Clover struggled to escape whoever had pinned her arms behind her. She yelled, “You have no right to—” Her voice was abruptly cut off as though someone had her around the throat. I wanted to help, but the icy cold that had settled in my chest moved up through my neck and into my skull. I’d had brain freeze before but this was much worse. I fell to my knees, cradling my head in my hands, moaning. What was happening to me? I couldn’t think straight, could hardly move. I huddled in a pathetic mound, willing the pain to go away.
Clover was in trouble…I had to help her…somehow. With a huge effort I managed to raise my head. I saw her throw a punch then suddenly she was down on her knees, her back arched, head bent way back. Her bright blue eyes locked on mine. I heard her panted breaths, saw her struggling to defeat her opponent, but she couldn’t do it alone.

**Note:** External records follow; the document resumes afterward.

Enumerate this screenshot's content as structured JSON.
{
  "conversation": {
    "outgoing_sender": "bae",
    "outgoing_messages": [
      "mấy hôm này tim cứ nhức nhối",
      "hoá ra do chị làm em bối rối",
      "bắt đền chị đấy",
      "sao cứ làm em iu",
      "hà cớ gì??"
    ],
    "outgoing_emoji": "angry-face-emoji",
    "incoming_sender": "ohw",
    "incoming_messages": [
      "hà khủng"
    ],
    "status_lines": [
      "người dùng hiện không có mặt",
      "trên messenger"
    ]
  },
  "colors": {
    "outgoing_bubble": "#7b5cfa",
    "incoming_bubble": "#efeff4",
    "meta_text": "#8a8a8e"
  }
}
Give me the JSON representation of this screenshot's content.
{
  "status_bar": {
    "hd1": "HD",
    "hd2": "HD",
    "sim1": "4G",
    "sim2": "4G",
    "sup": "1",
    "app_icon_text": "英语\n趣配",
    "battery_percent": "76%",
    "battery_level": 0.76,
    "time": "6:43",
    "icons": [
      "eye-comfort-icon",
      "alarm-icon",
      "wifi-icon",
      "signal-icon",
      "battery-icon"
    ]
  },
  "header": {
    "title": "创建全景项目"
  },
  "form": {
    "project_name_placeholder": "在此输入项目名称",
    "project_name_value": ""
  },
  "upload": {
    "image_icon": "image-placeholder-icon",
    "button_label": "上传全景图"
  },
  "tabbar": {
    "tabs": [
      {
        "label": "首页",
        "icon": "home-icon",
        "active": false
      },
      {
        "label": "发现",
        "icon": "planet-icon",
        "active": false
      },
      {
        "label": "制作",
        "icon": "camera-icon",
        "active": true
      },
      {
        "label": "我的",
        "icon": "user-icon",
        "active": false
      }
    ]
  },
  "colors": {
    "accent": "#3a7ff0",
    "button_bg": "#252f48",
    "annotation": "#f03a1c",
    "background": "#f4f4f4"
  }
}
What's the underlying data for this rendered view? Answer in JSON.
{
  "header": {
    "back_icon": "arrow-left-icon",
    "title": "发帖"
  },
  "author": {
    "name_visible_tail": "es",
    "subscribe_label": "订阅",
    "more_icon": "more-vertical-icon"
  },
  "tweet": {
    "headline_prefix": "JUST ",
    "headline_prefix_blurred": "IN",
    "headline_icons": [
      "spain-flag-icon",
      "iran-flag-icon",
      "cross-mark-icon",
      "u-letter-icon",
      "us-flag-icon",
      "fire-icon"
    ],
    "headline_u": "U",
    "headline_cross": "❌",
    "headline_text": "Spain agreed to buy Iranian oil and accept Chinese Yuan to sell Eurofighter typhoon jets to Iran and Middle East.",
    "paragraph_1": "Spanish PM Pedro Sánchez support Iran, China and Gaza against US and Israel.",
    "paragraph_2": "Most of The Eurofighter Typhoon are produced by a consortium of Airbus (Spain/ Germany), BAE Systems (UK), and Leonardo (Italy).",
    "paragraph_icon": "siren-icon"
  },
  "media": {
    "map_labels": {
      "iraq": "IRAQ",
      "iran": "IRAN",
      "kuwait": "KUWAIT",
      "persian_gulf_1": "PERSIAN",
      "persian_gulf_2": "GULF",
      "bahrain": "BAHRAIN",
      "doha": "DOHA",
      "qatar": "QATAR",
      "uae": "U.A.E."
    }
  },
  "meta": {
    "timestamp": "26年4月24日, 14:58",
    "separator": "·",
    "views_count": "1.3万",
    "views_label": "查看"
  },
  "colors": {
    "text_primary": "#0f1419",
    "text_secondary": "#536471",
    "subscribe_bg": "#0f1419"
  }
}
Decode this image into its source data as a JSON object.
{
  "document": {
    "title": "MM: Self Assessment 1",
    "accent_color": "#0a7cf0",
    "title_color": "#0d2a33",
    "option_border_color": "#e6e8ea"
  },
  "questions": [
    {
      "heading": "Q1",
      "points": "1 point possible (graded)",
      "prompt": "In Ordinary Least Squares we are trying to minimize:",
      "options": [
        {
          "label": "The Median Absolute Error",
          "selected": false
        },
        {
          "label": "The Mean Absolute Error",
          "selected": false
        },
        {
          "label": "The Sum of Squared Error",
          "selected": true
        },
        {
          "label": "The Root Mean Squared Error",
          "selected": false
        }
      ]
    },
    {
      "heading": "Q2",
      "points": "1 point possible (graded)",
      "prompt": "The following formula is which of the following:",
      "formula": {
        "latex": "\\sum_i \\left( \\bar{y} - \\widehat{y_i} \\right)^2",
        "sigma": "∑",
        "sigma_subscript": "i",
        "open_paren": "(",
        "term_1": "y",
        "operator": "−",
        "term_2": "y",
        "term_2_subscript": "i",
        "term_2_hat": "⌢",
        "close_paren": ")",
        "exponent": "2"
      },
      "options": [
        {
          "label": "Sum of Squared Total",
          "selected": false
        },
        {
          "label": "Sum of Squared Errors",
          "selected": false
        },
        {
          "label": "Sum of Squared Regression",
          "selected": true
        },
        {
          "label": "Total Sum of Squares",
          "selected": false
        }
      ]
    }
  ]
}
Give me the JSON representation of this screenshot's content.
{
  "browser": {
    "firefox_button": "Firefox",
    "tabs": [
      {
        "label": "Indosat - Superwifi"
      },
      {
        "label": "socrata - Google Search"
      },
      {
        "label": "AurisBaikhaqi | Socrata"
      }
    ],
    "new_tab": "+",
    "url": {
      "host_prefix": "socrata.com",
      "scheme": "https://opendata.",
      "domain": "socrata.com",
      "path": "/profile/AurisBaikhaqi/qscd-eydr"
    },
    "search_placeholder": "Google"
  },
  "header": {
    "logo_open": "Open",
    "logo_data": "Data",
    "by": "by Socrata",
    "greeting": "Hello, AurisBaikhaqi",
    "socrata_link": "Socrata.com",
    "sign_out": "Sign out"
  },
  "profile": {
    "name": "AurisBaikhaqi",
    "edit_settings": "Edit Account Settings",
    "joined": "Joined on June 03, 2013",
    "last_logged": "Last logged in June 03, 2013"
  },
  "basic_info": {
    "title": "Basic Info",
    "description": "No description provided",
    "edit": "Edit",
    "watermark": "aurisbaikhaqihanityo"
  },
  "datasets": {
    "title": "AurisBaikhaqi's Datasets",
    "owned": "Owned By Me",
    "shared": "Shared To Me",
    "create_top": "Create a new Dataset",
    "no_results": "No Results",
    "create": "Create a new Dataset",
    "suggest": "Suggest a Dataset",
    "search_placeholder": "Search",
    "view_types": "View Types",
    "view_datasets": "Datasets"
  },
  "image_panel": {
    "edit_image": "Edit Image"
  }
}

“Tash! Help me!”
I was on my knees, ice-cold, shivering. My head ached like a thousand knives were stabbing my skull. I could barely move, but somehow I had to help her. Slowly, terribly slowly, I forced myself to move, straightening my back, moving one leg into a half-kneeling position. Then, with a supreme effort, I pushed myself upward. Ignoring my pounding, throbbing head, I launched myself at Clover, twisting a little at the last moment, hoping I’d knock down her assailant. It was like hitting a wall of ice. I staggered backward, lost my footing on the edge of the porch, and tumbled down the steps onto the wet grass. Rain poured onto my face, making me cough and splutter. Groggy and disoriented, I rolled onto my hands and knees.
Clover called out to me again, but her voice sounded faint and very far away. I struggled to make out the words, but all I heard was a name. “Rosalind… ” Then suddenly my head cleared, just like that, and I was no longer in pain. I leaped to my feet. Scooping up the flashlight I’d dropped, I raked the beam over the place where I’d last seen her. All I saw was the little Roman temple looking dismal and forlorn in the sheeting rain. Clover was gone.